Can you believe this weather? It’s clement, often sunny and positively warm; even The Weather Man calls it warm instead of mild (it’s only ‘warm’ if it’s spring or summer, otherwise it’s ‘mild’, them’s the rules). The gods must be smiling down benevolently, sparing us the sky-high cost of heating the houses just yet.
So it almost feels like it should be salads and barbecues on the menu, we should be sipping cocktails on the patio and planning picnics. And yet the patio is covered with leaves, the days are short and we wake up to the sight of fog in the valley.
So I should be fully within my rights to wax lyrical about pumpkins, soups and root vegetables, those perfect autumnal dishes that are comforting, warming and invariably have cheese in them.
But autumn doesn’t mean only heavy and stodgy food. We often forget it’s the true time of plenty: after the harvest the pantries are full, the fruit needs to be jammed and the game hung.
Modern times do not see so many pantries, even fewer of them full of hanging game but there are plenty of gorgeous dishes to be cooked at this time of year.
All the summer tomatoes, aubergines and peppers will have worthy successors: parsnips, sweet potatoes, beetroot and carrots. Sounds boring? Wait till you try the autumnal vegetable tian or the beetroot gratin.
If we don’t have plentiful, cheap ingredients for a Mediterranean vegetable lasagne any more, let’s make one with cabbage. I promise it won’t be worse, only completely different.
Instead of tomatoes we have mushrooms now, wild ones too if we pay a small fortune or live in Scotland. With a punnet of chanterelles you can make some truly magical dishes: pile them on toast, bake them with creamy orzo pasta or simply fold into pappardelle or linguini.
Then there’s fruit: Bursa figs which are the best variety are now in season. Serve them in a salad with the last of summer tomatoes, caramelise them to go with feta saganaki or make a sticky fig cake.
Homely pears are none the worse: with black rice risotto or in a salad with parsnip and halloumi. Or in a cake – with sticky pear and ginger, who needs apple pie?

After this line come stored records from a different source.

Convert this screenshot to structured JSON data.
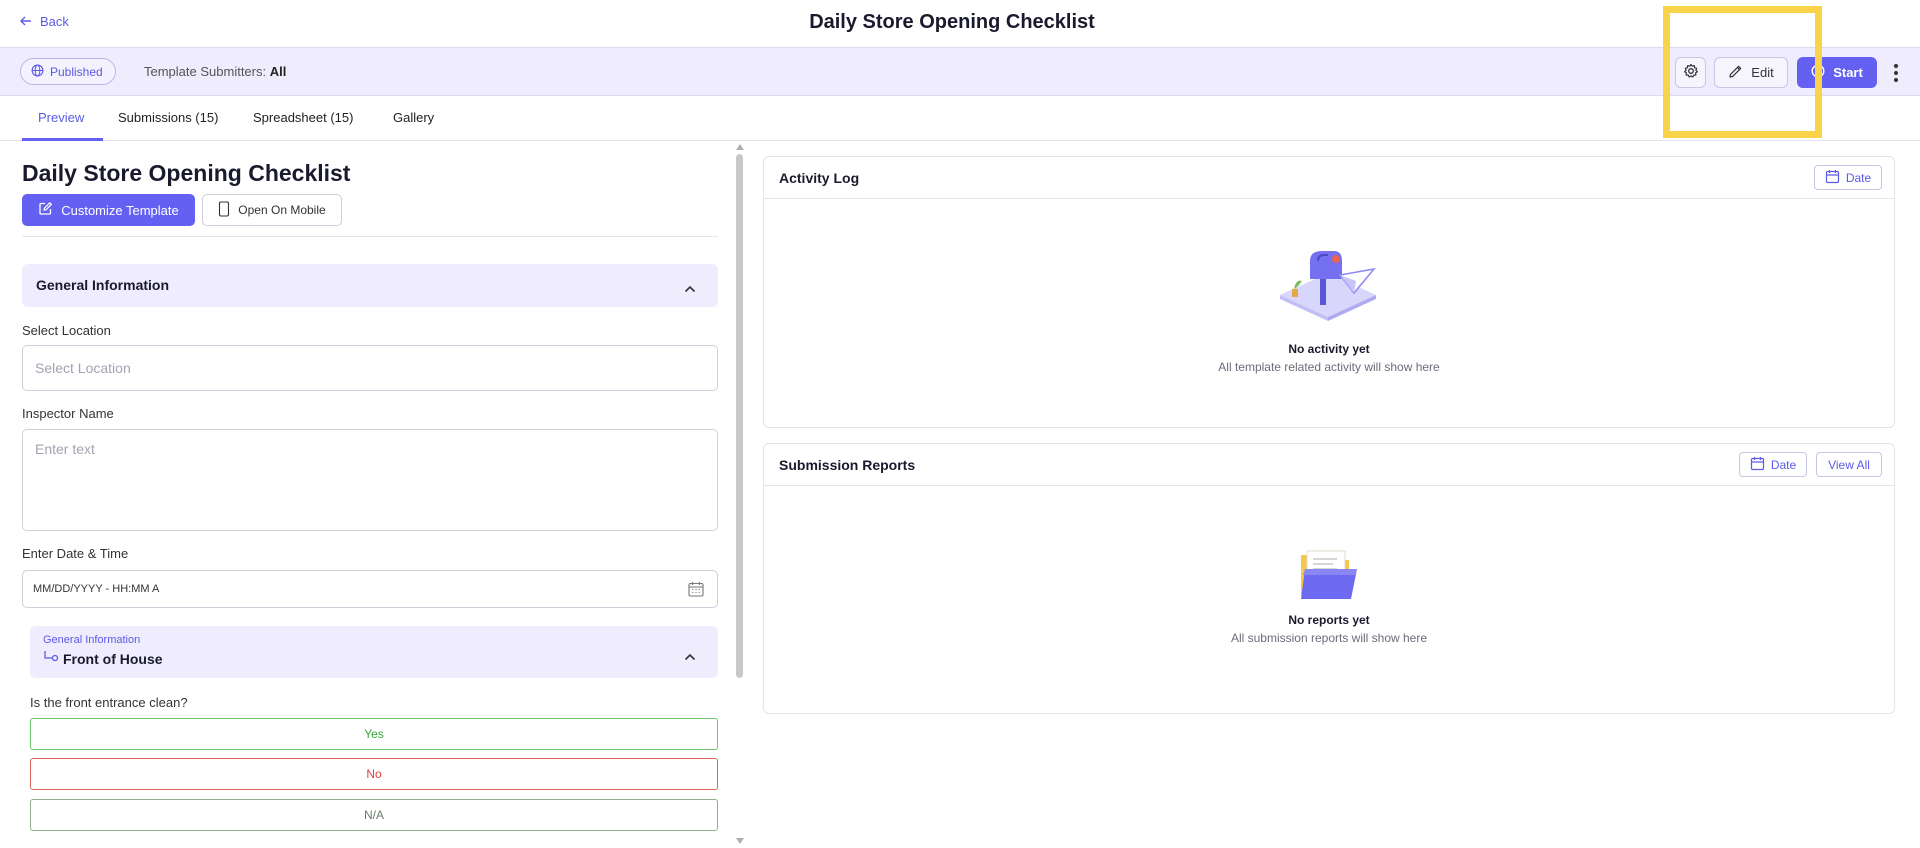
{
  "header": {
    "back_label": "Back",
    "title": "Daily Store Opening Checklist"
  },
  "subbar": {
    "status_badge": "Published",
    "submitters_label": "Template Submitters:",
    "submitters_value": "All",
    "edit_label": "Edit",
    "start_label": "Start"
  },
  "tabs": [
    {
      "label": "Preview",
      "active": true
    },
    {
      "label": "Submissions (15)",
      "active": false
    },
    {
      "label": "Spreadsheet (15)",
      "active": false
    },
    {
      "label": "Gallery",
      "active": false
    }
  ],
  "form": {
    "title": "Daily Store Opening Checklist",
    "customize_label": "Customize Template",
    "mobile_label": "Open On Mobile",
    "section": "General Information",
    "fields": {
      "location": {
        "label": "Select Location",
        "placeholder": "Select Location"
      },
      "inspector": {
        "label": "Inspector Name",
        "placeholder": "Enter text"
      },
      "datetime": {
        "label": "Enter Date & Time",
        "value": "MM/DD/YYYY - HH:MM A"
      }
    },
    "sub_section": {
      "parent": "General Information",
      "name": "Front of House"
    },
    "question": "Is the front entrance clean?",
    "choices": [
      "Yes",
      "No",
      "N/A"
    ]
  },
  "activity_log": {
    "title": "Activity Log",
    "date_label": "Date",
    "empty_title": "No activity yet",
    "empty_sub": "All template related activity will show here"
  },
  "submission_reports": {
    "title": "Submission Reports",
    "date_label": "Date",
    "view_all_label": "View All",
    "empty_title": "No reports yet",
    "empty_sub": "All submission reports will show here"
  },
  "colors": {
    "accent": "#6461f2",
    "accent_light": "#eeecfd",
    "highlight": "#f9d34a",
    "yes": "#3aa53a",
    "no": "#d8453f"
  }
}
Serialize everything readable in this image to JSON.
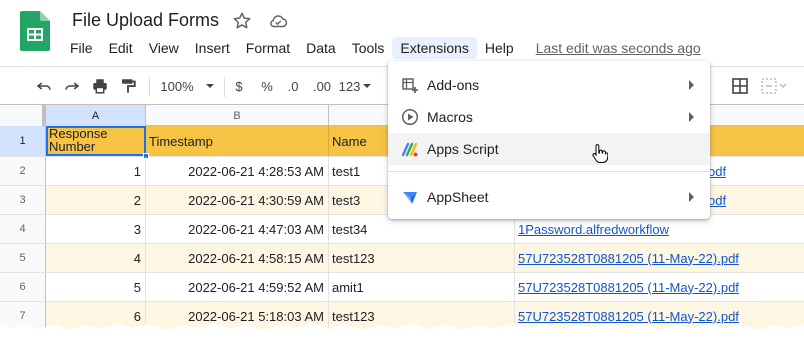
{
  "app": {
    "doc_title": "File Upload Forms",
    "menu": [
      "File",
      "Edit",
      "View",
      "Insert",
      "Format",
      "Data",
      "Tools",
      "Extensions",
      "Help"
    ],
    "active_menu": "Extensions",
    "last_edit": "Last edit was seconds ago"
  },
  "toolbar": {
    "zoom": "100%",
    "currency": "$",
    "percent": "%",
    "decrease_decimals": ".0",
    "increase_decimals": ".00",
    "more_formats": "123"
  },
  "grid": {
    "columns": [
      "A",
      "B"
    ],
    "row_numbers": [
      "1",
      "2",
      "3",
      "4",
      "5",
      "6",
      "7"
    ],
    "header": {
      "a": "Response Number",
      "b": "Timestamp",
      "c": "Name"
    },
    "rows": [
      {
        "num": "1",
        "timestamp": "2022-06-21 4:28:53 AM",
        "name": "test1",
        "file": "odf"
      },
      {
        "num": "2",
        "timestamp": "2022-06-21 4:30:59 AM",
        "name": "test3",
        "file": "odf"
      },
      {
        "num": "3",
        "timestamp": "2022-06-21 4:47:03 AM",
        "name": "test34",
        "file": "1Password.alfredworkflow"
      },
      {
        "num": "4",
        "timestamp": "2022-06-21 4:58:15 AM",
        "name": "test123",
        "file": "57U723528T0881205 (11-May-22).pdf"
      },
      {
        "num": "5",
        "timestamp": "2022-06-21 4:59:52 AM",
        "name": "amit1",
        "file": "57U723528T0881205 (11-May-22).pdf"
      },
      {
        "num": "6",
        "timestamp": "2022-06-21 5:18:03 AM",
        "name": "test123",
        "file": "57U723528T0881205 (11-May-22).pdf"
      }
    ]
  },
  "extensions_menu": {
    "items": [
      {
        "label": "Add-ons",
        "icon": "addons-icon",
        "submenu": true
      },
      {
        "label": "Macros",
        "icon": "play-circle-icon",
        "submenu": true
      },
      {
        "label": "Apps Script",
        "icon": "apps-script-icon",
        "submenu": false
      },
      {
        "label": "AppSheet",
        "icon": "appsheet-icon",
        "submenu": true
      }
    ]
  },
  "colors": {
    "header_fill": "#f6c344",
    "stripe_fill": "#fdf6e2",
    "link": "#1155cc",
    "selection": "#1a73e8",
    "sheets_green": "#23a566"
  }
}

There is still time for a jar of greengage jelly or rose hip jam – the latter one is foraged wild rose fruit which means free food, which always tastes good.
And as you might have notice, all those fabulous dishes are meat free! There will be something gorgeously seasonal for meat eaters too, next week. For now, discover all those beautiful autumnal vegetables!